AVAILABLE DATA Block Start

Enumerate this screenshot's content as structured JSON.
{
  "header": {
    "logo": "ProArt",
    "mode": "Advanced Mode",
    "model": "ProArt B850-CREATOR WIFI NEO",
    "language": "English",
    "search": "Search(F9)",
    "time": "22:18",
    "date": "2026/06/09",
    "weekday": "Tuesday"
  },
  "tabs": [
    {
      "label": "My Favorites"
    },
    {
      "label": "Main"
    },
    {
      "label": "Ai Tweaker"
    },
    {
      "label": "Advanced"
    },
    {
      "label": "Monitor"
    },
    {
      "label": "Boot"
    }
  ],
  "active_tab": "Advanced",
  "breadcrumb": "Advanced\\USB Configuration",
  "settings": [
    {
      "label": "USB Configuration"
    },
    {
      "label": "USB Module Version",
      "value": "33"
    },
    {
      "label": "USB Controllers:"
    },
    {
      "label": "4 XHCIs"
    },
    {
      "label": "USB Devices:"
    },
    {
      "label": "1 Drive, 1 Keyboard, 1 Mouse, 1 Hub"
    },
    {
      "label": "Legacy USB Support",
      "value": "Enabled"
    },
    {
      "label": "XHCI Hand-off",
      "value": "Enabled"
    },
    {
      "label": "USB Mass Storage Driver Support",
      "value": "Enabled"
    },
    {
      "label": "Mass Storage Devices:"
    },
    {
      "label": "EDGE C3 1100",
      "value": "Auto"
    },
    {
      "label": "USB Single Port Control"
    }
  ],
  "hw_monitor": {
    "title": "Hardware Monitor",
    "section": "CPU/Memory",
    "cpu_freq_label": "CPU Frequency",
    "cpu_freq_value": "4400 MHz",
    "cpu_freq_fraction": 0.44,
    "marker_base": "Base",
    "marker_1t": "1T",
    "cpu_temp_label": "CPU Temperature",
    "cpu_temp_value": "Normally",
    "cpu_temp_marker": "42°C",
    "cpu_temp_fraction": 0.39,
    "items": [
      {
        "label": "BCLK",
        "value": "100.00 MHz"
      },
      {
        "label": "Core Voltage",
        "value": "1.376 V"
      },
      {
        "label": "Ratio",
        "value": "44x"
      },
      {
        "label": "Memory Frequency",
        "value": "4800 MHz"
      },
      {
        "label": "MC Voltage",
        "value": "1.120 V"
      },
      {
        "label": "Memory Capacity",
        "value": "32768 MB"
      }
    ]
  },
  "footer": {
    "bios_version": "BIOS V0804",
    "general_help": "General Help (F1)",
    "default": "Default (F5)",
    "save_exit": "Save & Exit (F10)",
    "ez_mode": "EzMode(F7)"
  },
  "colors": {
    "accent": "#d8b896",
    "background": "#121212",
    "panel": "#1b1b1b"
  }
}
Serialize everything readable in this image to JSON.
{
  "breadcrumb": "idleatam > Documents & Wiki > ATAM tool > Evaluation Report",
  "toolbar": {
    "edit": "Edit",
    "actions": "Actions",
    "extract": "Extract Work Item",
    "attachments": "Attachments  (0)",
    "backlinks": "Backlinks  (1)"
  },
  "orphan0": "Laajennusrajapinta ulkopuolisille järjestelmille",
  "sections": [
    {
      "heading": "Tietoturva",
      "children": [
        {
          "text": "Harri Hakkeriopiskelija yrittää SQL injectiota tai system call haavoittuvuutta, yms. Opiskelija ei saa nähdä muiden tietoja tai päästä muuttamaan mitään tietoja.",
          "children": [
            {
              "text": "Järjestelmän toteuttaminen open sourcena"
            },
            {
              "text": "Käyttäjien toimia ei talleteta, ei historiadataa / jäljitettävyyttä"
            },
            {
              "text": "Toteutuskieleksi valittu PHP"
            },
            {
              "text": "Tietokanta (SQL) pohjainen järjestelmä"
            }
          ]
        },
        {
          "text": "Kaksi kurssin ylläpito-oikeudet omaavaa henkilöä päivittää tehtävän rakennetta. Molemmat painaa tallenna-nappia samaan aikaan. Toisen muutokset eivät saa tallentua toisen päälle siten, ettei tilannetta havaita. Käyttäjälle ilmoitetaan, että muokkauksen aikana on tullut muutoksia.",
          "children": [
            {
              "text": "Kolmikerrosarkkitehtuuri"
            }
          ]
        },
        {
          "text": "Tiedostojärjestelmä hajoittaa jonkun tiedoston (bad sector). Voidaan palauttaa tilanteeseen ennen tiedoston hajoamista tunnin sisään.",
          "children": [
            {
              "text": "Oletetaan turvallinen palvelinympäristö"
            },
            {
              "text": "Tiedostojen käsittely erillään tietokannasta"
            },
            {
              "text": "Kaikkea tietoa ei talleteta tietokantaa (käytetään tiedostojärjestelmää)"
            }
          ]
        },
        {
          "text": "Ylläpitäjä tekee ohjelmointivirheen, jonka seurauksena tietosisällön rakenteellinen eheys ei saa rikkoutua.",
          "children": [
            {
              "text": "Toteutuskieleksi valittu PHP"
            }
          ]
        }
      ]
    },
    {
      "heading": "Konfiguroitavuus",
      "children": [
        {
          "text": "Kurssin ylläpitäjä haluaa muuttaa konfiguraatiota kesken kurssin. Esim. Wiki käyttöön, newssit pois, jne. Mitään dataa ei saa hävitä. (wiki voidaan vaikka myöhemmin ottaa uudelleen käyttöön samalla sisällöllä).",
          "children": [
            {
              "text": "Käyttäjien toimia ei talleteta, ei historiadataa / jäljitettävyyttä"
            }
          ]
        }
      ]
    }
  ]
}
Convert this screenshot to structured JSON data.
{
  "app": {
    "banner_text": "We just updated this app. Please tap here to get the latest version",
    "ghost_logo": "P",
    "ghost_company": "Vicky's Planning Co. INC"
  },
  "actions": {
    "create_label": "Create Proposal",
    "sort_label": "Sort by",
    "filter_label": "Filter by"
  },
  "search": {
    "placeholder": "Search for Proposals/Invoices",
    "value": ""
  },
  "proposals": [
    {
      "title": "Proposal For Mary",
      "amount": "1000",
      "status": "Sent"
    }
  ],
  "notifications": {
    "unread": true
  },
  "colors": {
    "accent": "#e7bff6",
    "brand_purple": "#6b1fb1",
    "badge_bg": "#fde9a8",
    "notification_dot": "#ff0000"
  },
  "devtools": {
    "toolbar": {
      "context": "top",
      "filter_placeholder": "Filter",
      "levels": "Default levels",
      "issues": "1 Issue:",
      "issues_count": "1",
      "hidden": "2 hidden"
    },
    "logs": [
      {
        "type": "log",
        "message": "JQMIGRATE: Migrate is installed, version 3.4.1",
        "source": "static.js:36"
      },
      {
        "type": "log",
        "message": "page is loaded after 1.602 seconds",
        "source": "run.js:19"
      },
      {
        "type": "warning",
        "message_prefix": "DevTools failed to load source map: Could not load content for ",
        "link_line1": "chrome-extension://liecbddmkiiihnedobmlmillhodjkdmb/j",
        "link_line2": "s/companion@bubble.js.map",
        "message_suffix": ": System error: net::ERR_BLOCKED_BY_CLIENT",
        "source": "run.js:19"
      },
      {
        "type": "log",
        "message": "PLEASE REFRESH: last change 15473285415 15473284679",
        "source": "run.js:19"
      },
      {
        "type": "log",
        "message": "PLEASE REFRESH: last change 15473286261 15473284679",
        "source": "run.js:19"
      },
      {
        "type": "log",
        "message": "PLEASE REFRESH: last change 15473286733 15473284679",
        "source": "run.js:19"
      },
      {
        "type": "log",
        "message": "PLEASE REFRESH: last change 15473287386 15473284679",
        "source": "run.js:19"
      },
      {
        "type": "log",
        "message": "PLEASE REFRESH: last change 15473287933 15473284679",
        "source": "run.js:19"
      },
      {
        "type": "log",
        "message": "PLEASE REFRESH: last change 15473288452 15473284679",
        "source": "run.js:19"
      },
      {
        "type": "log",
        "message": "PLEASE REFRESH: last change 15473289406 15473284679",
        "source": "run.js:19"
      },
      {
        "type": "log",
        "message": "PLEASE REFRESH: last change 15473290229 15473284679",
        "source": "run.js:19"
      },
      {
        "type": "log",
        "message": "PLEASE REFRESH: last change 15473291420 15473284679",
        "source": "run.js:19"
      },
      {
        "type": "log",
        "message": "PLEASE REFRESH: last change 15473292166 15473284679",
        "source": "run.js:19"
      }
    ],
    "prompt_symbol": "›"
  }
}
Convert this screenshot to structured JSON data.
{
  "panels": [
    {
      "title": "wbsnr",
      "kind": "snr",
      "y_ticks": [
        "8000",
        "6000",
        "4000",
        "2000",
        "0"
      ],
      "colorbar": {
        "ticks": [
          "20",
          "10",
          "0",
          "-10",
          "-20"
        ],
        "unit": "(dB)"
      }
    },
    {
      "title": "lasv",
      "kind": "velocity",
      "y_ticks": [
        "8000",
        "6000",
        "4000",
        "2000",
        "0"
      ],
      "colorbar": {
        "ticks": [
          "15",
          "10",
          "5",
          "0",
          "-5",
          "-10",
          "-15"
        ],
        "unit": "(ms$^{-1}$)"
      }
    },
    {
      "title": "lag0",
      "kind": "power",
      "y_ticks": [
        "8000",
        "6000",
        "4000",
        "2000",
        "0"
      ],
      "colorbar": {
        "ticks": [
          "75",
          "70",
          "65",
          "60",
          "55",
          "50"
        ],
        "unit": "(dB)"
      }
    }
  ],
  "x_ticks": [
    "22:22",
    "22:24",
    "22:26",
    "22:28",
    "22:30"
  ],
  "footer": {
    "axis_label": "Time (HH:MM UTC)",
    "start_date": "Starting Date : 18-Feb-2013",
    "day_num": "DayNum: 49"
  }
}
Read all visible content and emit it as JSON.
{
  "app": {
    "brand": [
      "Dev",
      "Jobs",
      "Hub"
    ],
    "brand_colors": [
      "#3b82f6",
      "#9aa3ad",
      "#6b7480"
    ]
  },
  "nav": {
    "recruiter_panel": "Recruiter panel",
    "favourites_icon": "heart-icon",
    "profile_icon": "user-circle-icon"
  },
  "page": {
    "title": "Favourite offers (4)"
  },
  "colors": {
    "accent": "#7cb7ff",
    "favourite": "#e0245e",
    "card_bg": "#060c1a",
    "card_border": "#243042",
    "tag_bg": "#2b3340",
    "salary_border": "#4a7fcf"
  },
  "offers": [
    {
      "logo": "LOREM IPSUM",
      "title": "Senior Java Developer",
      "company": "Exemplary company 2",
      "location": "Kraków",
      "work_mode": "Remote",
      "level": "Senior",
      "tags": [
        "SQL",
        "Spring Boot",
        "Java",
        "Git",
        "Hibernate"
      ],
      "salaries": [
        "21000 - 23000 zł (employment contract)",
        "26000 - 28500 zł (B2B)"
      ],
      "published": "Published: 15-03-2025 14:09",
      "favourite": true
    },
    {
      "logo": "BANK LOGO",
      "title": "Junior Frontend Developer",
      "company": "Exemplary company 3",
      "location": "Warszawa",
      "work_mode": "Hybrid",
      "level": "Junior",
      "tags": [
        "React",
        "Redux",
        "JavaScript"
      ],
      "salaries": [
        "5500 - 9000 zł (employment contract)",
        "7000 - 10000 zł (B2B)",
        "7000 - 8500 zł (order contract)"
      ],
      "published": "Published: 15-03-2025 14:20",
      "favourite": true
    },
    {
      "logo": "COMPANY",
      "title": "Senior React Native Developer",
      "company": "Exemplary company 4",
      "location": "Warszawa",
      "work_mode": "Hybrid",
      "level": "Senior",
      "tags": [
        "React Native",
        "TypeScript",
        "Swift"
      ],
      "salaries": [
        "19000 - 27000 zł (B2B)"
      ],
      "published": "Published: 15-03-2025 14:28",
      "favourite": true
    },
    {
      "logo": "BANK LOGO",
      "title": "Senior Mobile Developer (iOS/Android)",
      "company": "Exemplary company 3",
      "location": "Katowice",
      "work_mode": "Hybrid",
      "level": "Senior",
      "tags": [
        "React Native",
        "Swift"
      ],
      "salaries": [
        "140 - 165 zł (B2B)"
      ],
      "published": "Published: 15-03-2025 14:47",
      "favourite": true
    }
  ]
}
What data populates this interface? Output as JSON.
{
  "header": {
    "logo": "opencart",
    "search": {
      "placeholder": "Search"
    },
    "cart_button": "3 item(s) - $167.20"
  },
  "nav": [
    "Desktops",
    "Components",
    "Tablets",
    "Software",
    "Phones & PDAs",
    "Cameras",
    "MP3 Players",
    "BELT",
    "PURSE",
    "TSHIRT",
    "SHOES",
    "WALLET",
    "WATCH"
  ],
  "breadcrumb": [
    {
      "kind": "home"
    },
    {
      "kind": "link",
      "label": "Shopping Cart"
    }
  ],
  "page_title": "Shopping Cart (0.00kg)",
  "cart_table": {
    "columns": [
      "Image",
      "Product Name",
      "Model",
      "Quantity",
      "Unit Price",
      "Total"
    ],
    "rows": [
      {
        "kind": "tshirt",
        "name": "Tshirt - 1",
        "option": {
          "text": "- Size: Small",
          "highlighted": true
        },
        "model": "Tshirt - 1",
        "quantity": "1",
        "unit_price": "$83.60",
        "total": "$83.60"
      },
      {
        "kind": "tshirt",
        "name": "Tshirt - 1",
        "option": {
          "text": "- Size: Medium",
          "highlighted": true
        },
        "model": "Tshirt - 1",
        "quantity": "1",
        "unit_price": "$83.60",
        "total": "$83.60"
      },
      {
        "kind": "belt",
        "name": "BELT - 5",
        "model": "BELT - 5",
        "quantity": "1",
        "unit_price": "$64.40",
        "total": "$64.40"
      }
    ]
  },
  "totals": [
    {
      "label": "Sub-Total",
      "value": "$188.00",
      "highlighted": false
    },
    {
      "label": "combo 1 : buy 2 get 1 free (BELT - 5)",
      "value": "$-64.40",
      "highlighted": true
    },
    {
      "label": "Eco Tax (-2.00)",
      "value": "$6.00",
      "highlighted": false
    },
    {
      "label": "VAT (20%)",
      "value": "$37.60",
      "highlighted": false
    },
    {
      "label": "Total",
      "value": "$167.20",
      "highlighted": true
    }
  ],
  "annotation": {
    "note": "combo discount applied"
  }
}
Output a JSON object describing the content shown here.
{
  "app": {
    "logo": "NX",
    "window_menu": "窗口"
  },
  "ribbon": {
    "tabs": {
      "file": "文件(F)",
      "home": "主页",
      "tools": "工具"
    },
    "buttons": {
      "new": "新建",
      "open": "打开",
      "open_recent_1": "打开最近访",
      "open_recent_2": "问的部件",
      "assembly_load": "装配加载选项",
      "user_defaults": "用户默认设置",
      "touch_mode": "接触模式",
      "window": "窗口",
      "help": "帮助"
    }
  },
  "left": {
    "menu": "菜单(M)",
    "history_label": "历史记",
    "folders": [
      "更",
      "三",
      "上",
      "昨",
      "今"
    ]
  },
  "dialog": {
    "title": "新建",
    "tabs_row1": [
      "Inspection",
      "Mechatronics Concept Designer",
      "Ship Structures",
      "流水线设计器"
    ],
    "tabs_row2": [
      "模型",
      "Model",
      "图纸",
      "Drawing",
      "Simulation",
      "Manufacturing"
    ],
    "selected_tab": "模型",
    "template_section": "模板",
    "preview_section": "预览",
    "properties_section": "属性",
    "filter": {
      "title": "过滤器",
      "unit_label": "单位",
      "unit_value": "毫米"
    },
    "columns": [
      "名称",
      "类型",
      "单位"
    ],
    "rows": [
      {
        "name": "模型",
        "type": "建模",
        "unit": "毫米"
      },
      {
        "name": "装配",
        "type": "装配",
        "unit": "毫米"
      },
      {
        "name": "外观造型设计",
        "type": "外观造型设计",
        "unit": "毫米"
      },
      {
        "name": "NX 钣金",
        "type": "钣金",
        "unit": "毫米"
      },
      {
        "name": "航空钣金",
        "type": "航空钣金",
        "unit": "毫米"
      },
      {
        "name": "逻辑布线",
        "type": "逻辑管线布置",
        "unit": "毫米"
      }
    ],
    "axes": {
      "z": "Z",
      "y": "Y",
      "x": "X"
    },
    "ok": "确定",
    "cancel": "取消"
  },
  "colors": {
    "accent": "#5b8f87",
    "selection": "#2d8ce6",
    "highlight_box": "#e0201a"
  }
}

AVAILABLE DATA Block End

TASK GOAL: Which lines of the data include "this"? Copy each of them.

YOUR SOLUTION:
Enumerate this screenshot's content as structured JSON.
Serialize everything readable in this image to JSON.
Convert this screenshot to structured JSON data.
    "banner_text": "We just updated this app. Please tap here to get the latest version",
Convert this screenshot to structured JSON data.
What data populates this interface? Output as JSON.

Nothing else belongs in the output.